Vision sells Fletchers bakery for £56m

The business was one of four acquired from Northern Foods in 2007

Vision Capital, the UK-based private equity firm specialising in direct secondaries, has sold Fletchers Group of Bakeries to Finsbury Food Group for £56 million, according to a joint statement.

Vision acquired Fletchers as part of a package of four businesses from Northern Foods in January 2007, using capital from Vision Capital Partners VI, a 2006-vintage €353 million vehicle. Vision paid £160 million for the four businesses: Fletchers, a supplier of bakery products to retailers and foodservice; Smiths Flour Mills, a flour milling business; Park Cake Bakeries, a UK developer and producer of cakes and desserts; and Pork Farms, the UK market-leader in savoury pastry products.

Vision declined to comment on the return generated by the sale of Fletchers.

Fletchers managing director Stephen Holding said in a statement that the business has “undergone a significant transformation” since its acquisition by Vision. As well as developing products across a broad category of fresh and frozen baked goods, Fletchers has built a large and growing foodservice business.

For the 12 month period ending 29 March 2014, Fletchers posted a turnover of £95 million and EBITDA of £6 million.

This is the second of the four businesses that Vision has exited, having sold Smiths Flour Mills for an undisclosed amount in June 2007. In August this year Pork Farms acquired the chilled savoury pastry business of Kerry Foods for an undisclosed amount.

Finsbury is a leading manufacturer of premium cake and speciality bread, listed on the AIM market of the London Stock Exchange.
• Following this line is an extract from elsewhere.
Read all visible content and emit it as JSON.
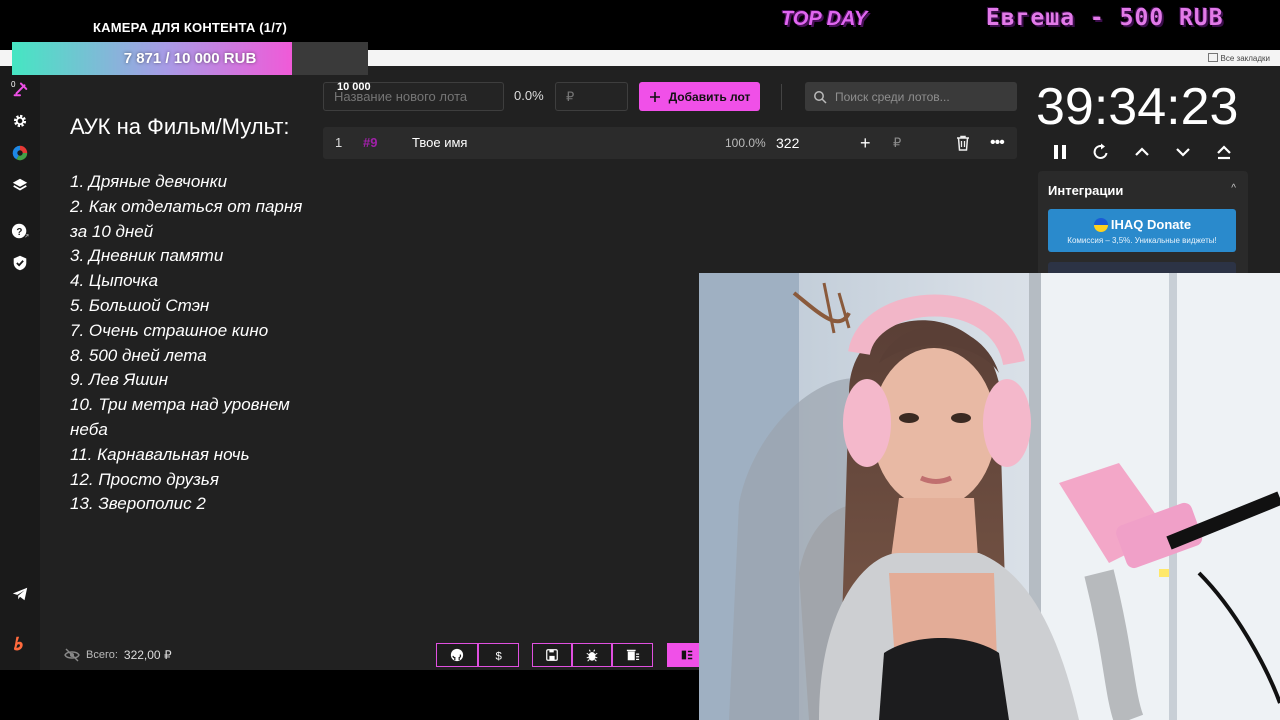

The group’s CEO, John Duffy, called the acquisition “a transformational development”, as the two businesses combined will form one of the largest speciality bakery groups in the UK.

“By servicing both the cake and bakery market, through both retail and foodservice, the enlarged group will have a diversified product and customer offering, and greater potential for driving growth for our shareholders,” Duffy said.
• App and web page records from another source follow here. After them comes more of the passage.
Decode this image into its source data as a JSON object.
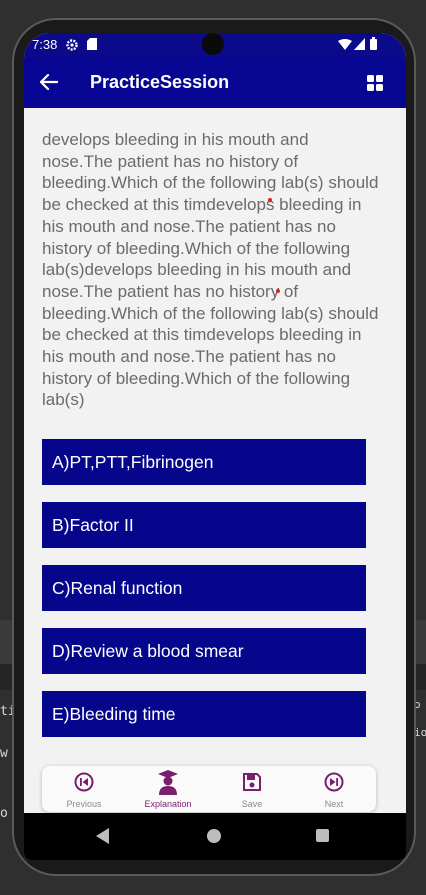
{
  "status_bar": {
    "time": "7:38"
  },
  "app_bar": {
    "title": "PracticeSession"
  },
  "question": {
    "text": "develops bleeding in his mouth and nose.The patient has no history of bleeding.Which of the following lab(s) should be checked at this timdevelops bleeding in his mouth and nose.The patient has no history of bleeding.Which of the following lab(s)develops bleeding in his mouth and nose.The patient has no history of bleeding.Which of the following lab(s) should be checked at this timdevelops bleeding in his mouth and nose.The patient has no history of bleeding.Which of the following lab(s)"
  },
  "options": [
    {
      "label": "A)PT,PTT,Fibrinogen"
    },
    {
      "label": "B)Factor II"
    },
    {
      "label": "C)Renal function"
    },
    {
      "label": "D)Review a blood smear"
    },
    {
      "label": "E)Bleeding time"
    }
  ],
  "bottom_nav": {
    "previous": "Previous",
    "explanation": "Explanation",
    "save": "Save",
    "next": "Next"
  },
  "background": {
    "fragment_1": "ti",
    "fragment_2": "w",
    "fragment_3": "o",
    "fragment_4": "o",
    "fragment_5": "io"
  },
  "colors": {
    "app_bar": "#070793",
    "option_bg": "#06068c",
    "nav_accent": "#7a1f6e",
    "text_gray": "#6b6b6b"
  }
}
According to Finsbury, the £56 million total consideration is to be funded through a “significantly oversubscribed” placing of new ordinary shares, raising £35.0 million at 59 pence per share, and new debt facilities. Due to the size of the acquisition relative to the company, Finsbury said, the deal will be treated as a reverse takeover, thereby requiring shareholder approval.

Finsbury’s directors expect the acquisition to enhance earnings during its first full year of ownership, allowing the group to benefit from “significant cash generation” to support a “progressive dividend policy” for the newly-enlarged group.

Shares in Finsbury were down 1.43 percent at 60.12 pence per share Friday morning, giving the company a market capitalisation of £40.81 million.